Never follow a passenger to his or her house even if asked. Help your passenger reach her destination safely; behave professionally even if she creates a nuisance
These were some of the advice handed out to Uber drivers at a gender sensitisation programme in the city recently.
Uber driver Tanmoy Ghosh, who has been on the app cab platform for over three years now, shared how a lady passenger once called him to her apartment to collect the fare.
“I knew I couldn’t follow her to her flat. I waited in my car for some time, hoping she would come out and give me my fare. When she didn’t, I left, forgoing the money,” Ghosh said at the gender sensitisation programme conducted by Manas Foundation, a Delhi-based NGO that also works with the drivers of Delhi State Transport Corporation.
The workshop at Tiljala Road was attended by around 30 driver partners.
Ghosh was right in not following the lady to her flat, said a Manas trainer who encouraged the drivers to narrate their experiences on the platform.
“Our community guidelines strictly forbid driver partners to follow passengers to their houses,” the trainer said. “It is unfortunate that Ghosh was deprived of his earning but following the lady to her flat might have landed him in trouble.”
Also discussed were instances of women returning from late-night parties falling asleep in the cab or inebriated women creating a nuisance during the ride. The cardinal rule to follow in such instances is “to help your passenger reach her destination safely”.
“You have to behave professionally. It’s your duty to reach your passengers safely. So you should do that regardless of how your passengers might be behaving,” said the trainer.
Uber has been conducting these gender sensitisation programmes for driver partners since June. “We conduct two sessions per day, six days a week,” said an Uber spokesperson.
The app cab aggregator piloted the programme last year with 1,000 driver partners. This year it plans to reach out to 6,000 driver partners.

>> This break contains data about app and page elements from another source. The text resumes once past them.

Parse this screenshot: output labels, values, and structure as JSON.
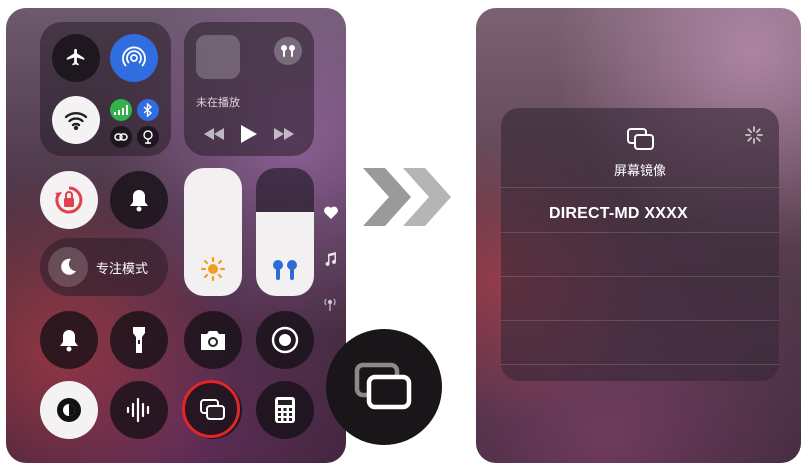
{
  "control_center": {
    "now_playing": {
      "status_text": "未在播放"
    },
    "focus": {
      "label": "专注模式"
    }
  },
  "screen_mirroring": {
    "title": "屏幕镜像",
    "devices": [
      "DIRECT-MD XXXX"
    ]
  },
  "colors": {
    "accent_blue": "#2f6de1",
    "cellular_green": "#32b14c",
    "highlight_ring": "#e22525",
    "lock_red": "#e0414f"
  },
  "icons": [
    "airplane-icon",
    "airdrop-icon",
    "wifi-icon",
    "cellular-icon",
    "bluetooth-icon",
    "link-icon",
    "vpn-icon",
    "airpods-icon",
    "rewind-icon",
    "play-icon",
    "forward-icon",
    "rotation-lock-icon",
    "bell-icon",
    "moon-icon",
    "brightness-icon",
    "heart-icon",
    "music-note-icon",
    "signal-icon",
    "flashlight-icon",
    "camera-icon",
    "record-icon",
    "dark-mode-icon",
    "sound-recognition-icon",
    "screen-mirroring-icon",
    "calculator-icon",
    "loading-spinner-icon",
    "chevron-arrows-icon"
  ]
}
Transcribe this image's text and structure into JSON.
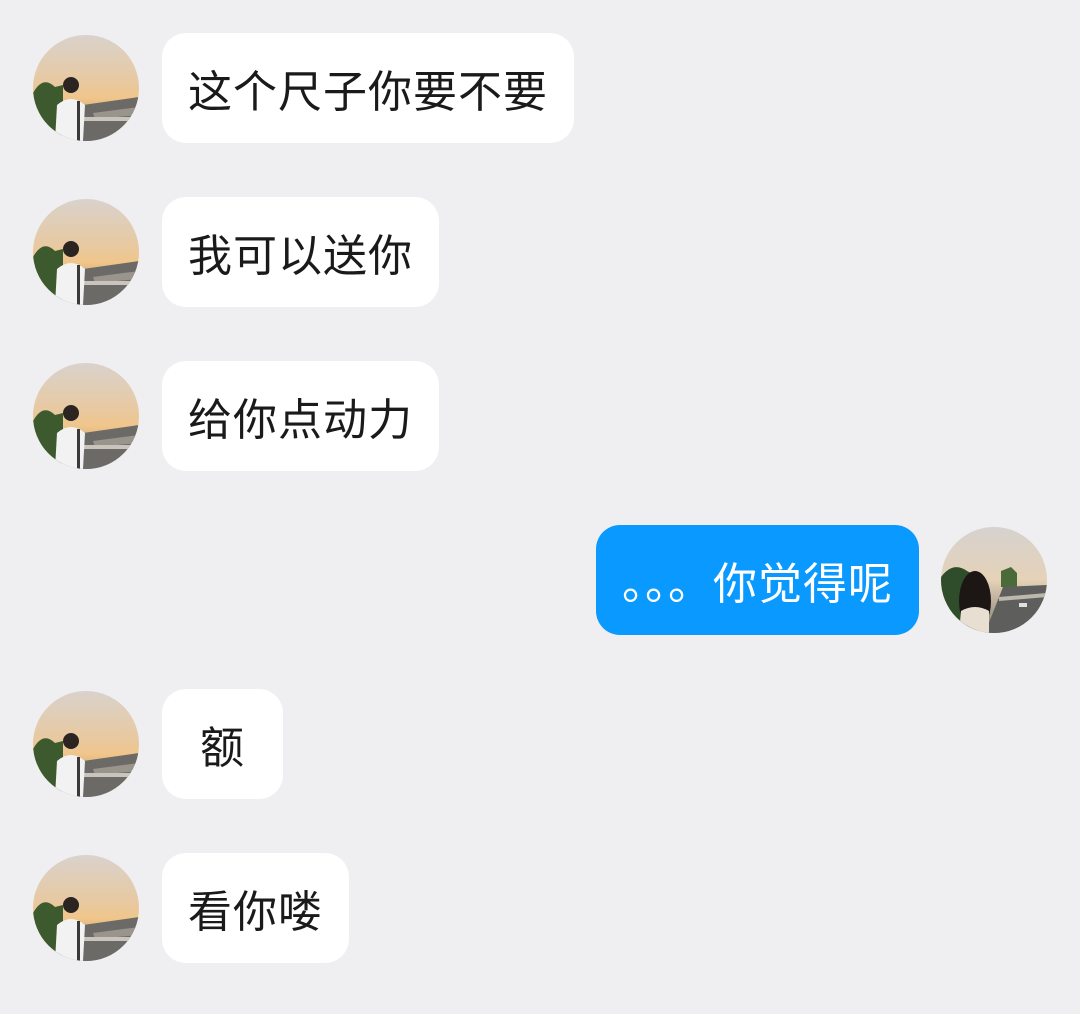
{
  "colors": {
    "page_background": "#EFEEF1",
    "incoming_bubble": "#FFFFFF",
    "outgoing_bubble": "#0A99FF"
  },
  "messages": [
    {
      "sender": "them",
      "avatar": "contact-avatar-icon",
      "text": "这个尺子你要不要"
    },
    {
      "sender": "them",
      "avatar": "contact-avatar-icon",
      "text": "我可以送你"
    },
    {
      "sender": "them",
      "avatar": "contact-avatar-icon",
      "text": "给你点动力"
    },
    {
      "sender": "me",
      "avatar": "self-avatar-icon",
      "text": "。。。你觉得呢"
    },
    {
      "sender": "them",
      "avatar": "contact-avatar-icon",
      "text": "额"
    },
    {
      "sender": "them",
      "avatar": "contact-avatar-icon",
      "text": "看你喽"
    }
  ]
}
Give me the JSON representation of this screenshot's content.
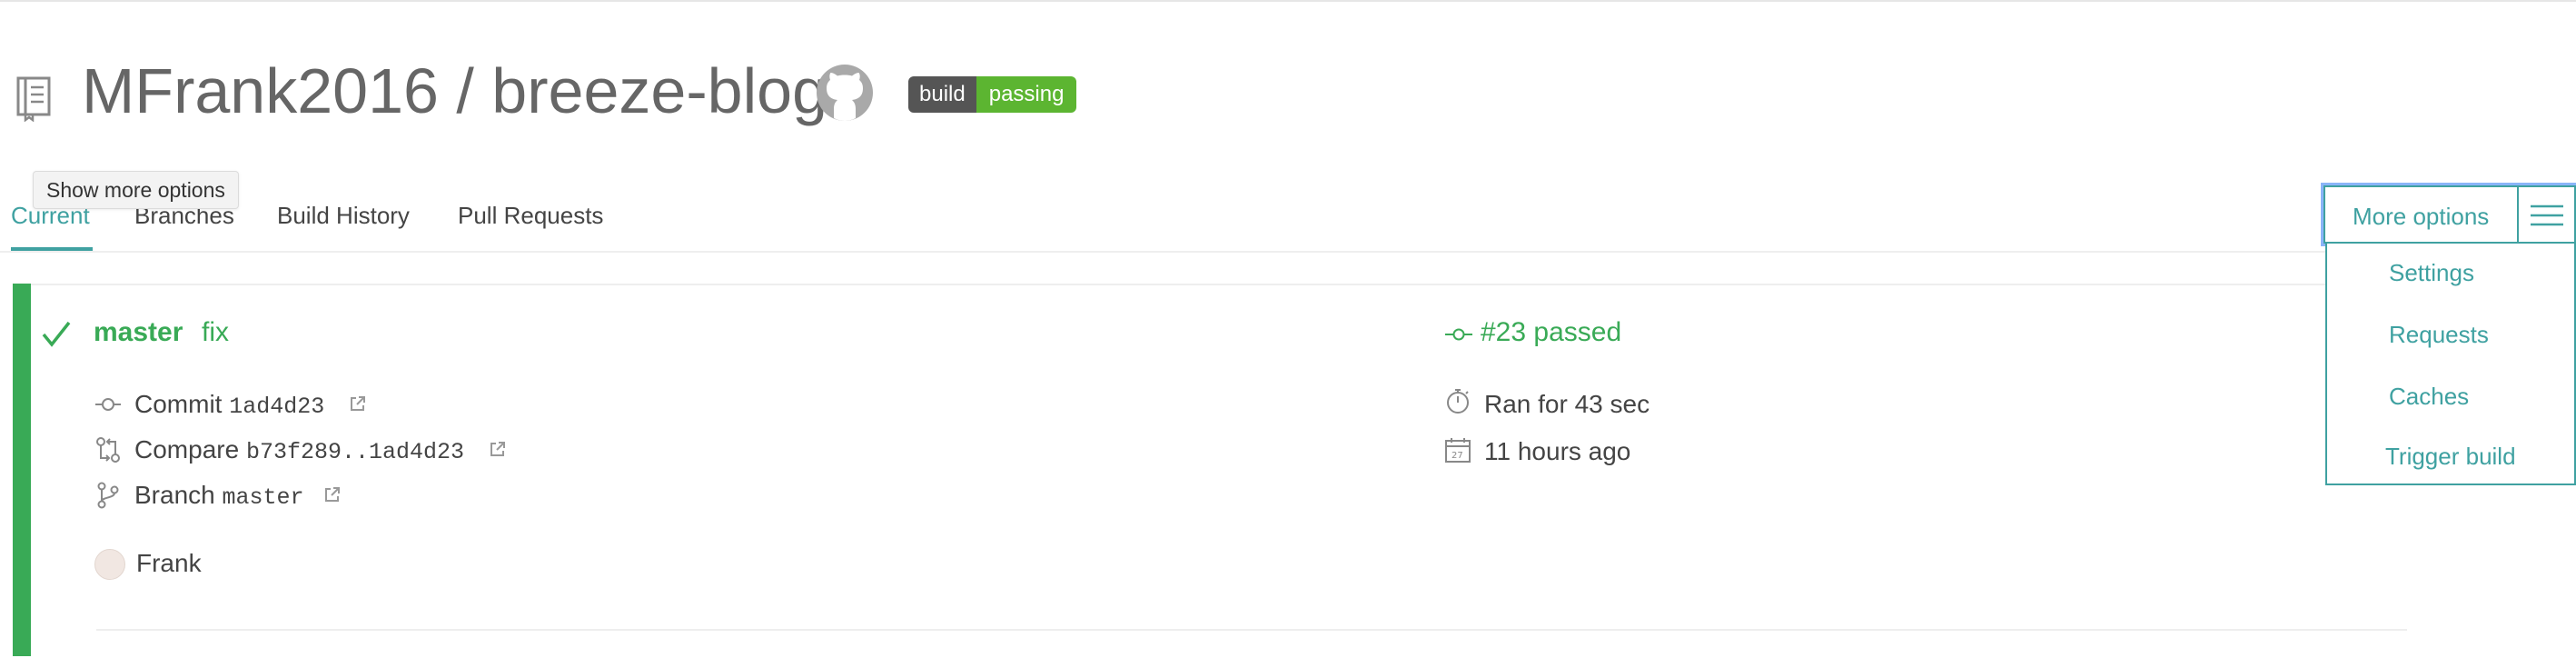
{
  "header": {
    "repo_title": "MFrank2016 / breeze-blog",
    "badge_left": "build",
    "badge_right": "passing",
    "icons": {
      "repo": "repo-book-icon",
      "github": "github-icon"
    }
  },
  "tooltip": "Show more options",
  "tabs": [
    {
      "label": "Current",
      "active": true
    },
    {
      "label": "Branches"
    },
    {
      "label": "Build History"
    },
    {
      "label": "Pull Requests"
    }
  ],
  "build": {
    "branch": "master",
    "message": "fix",
    "number_text": "#23 passed",
    "commit_label": "Commit",
    "commit_sha": "1ad4d23",
    "compare_label": "Compare",
    "compare_range": "b73f289..1ad4d23",
    "branch_label": "Branch",
    "branch_value": "master",
    "duration": "Ran for 43 sec",
    "finished": "11 hours ago",
    "author": "Frank",
    "status_color": "#39aa56"
  },
  "more_options": {
    "label": "More options",
    "items": [
      "Settings",
      "Requests",
      "Caches",
      "Trigger build"
    ]
  },
  "colors": {
    "accent": "#3fa1a1",
    "passed": "#39aa56"
  }
}
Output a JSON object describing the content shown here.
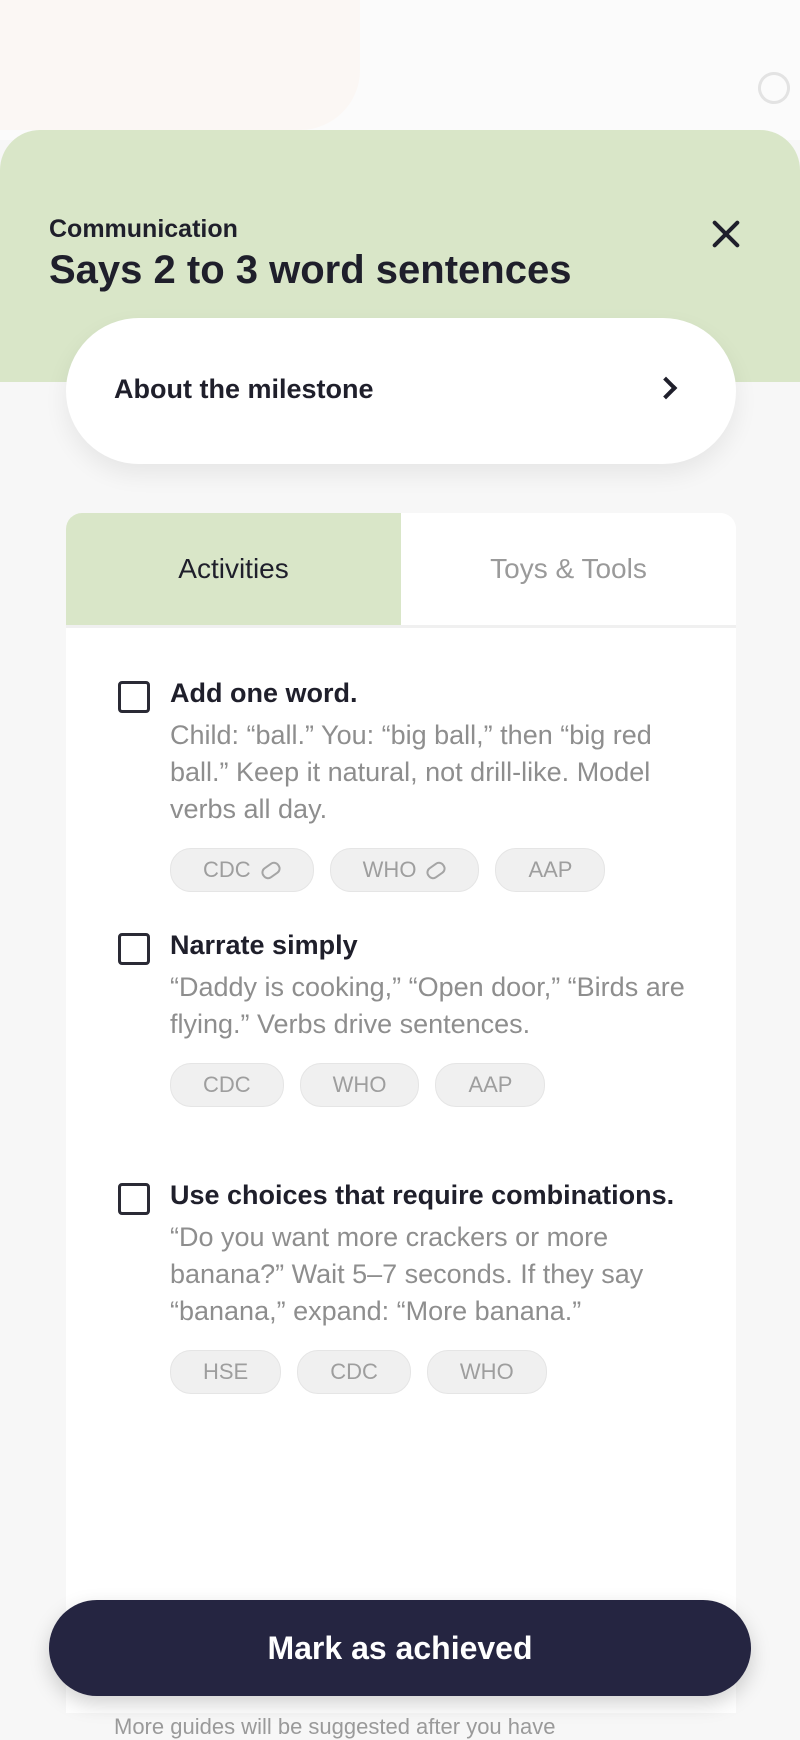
{
  "header": {
    "category": "Communication",
    "title": "Says 2 to 3 word sentences"
  },
  "about": {
    "label": "About the milestone"
  },
  "tabs": [
    {
      "label": "Activities",
      "active": true
    },
    {
      "label": "Toys & Tools",
      "active": false
    }
  ],
  "activities": [
    {
      "title": "Add one word.",
      "description": "Child: “ball.” You: “big ball,” then “big red ball.” Keep it natural, not drill-like. Model verbs all day.",
      "checked": false,
      "sources": [
        {
          "label": "CDC",
          "linked": true
        },
        {
          "label": "WHO",
          "linked": true
        },
        {
          "label": "AAP",
          "linked": false
        }
      ]
    },
    {
      "title": "Narrate simply",
      "description": "“Daddy is cooking,” “Open door,” “Birds are flying.” Verbs drive sentences.",
      "checked": false,
      "sources": [
        {
          "label": "CDC",
          "linked": false
        },
        {
          "label": "WHO",
          "linked": false
        },
        {
          "label": "AAP",
          "linked": false
        }
      ]
    },
    {
      "title": "Use choices that require combinations.",
      "description": "“Do you want more crackers or more banana?” Wait 5–7 seconds. If they say “banana,” expand: “More banana.”",
      "checked": false,
      "sources": [
        {
          "label": "HSE",
          "linked": false
        },
        {
          "label": "CDC",
          "linked": false
        },
        {
          "label": "WHO",
          "linked": false
        }
      ]
    }
  ],
  "cta": {
    "label": "Mark as achieved"
  },
  "footnote": "More guides will be suggested after you have",
  "colors": {
    "header_bg": "#d9e6c8",
    "cta_bg": "#252541",
    "muted_text": "#8e8e8e"
  },
  "icons": {
    "close": "close-icon",
    "chevron": "chevron-right-icon",
    "link": "link-icon"
  }
}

“We send out messages to our partners and ask them to attend. They come according to their convenience,” said the spokesperson.
Uber is conducting such sessions in seven other Tier 1 cities — Delhi, Mumbai, Hyderabad, Pune, Bangalore, Chennai and Guwahati.
Driver partners who attend the training sessions are given certificates stating that they have been through a gender sensitisation programme. The certificates are displayed in the cab so that riders know which drivers have been trained, said the Uber spokesperson.
The sessions also focus on existing legislations on women’s safety. The driver partners at the city workshop were about Sections 354C, 509 and 376 of the Indian Penal
Code and about the Vishakha guidelines. IPC 354 C deals with voyeurism, IPC 509 stipulates the punishment for insulting the modesty of a woman and IPC 376 deals with rape.
Uber driver Satyen came back with his daughter for a second session. “The workshop talks a lot about laws relating to safety of girls, so I thought she should attend it. I did not understand the whole thing very well, so I thought she should hear it directly,” he said.
“We try to make drivers aware of the gender laws regarding to sensitise them. Once they are sensitised, their behaviour at home towards their wives and other women in their community also changes. It is this change in society that we are working towards,” said the trainer.
Source: The Telegraph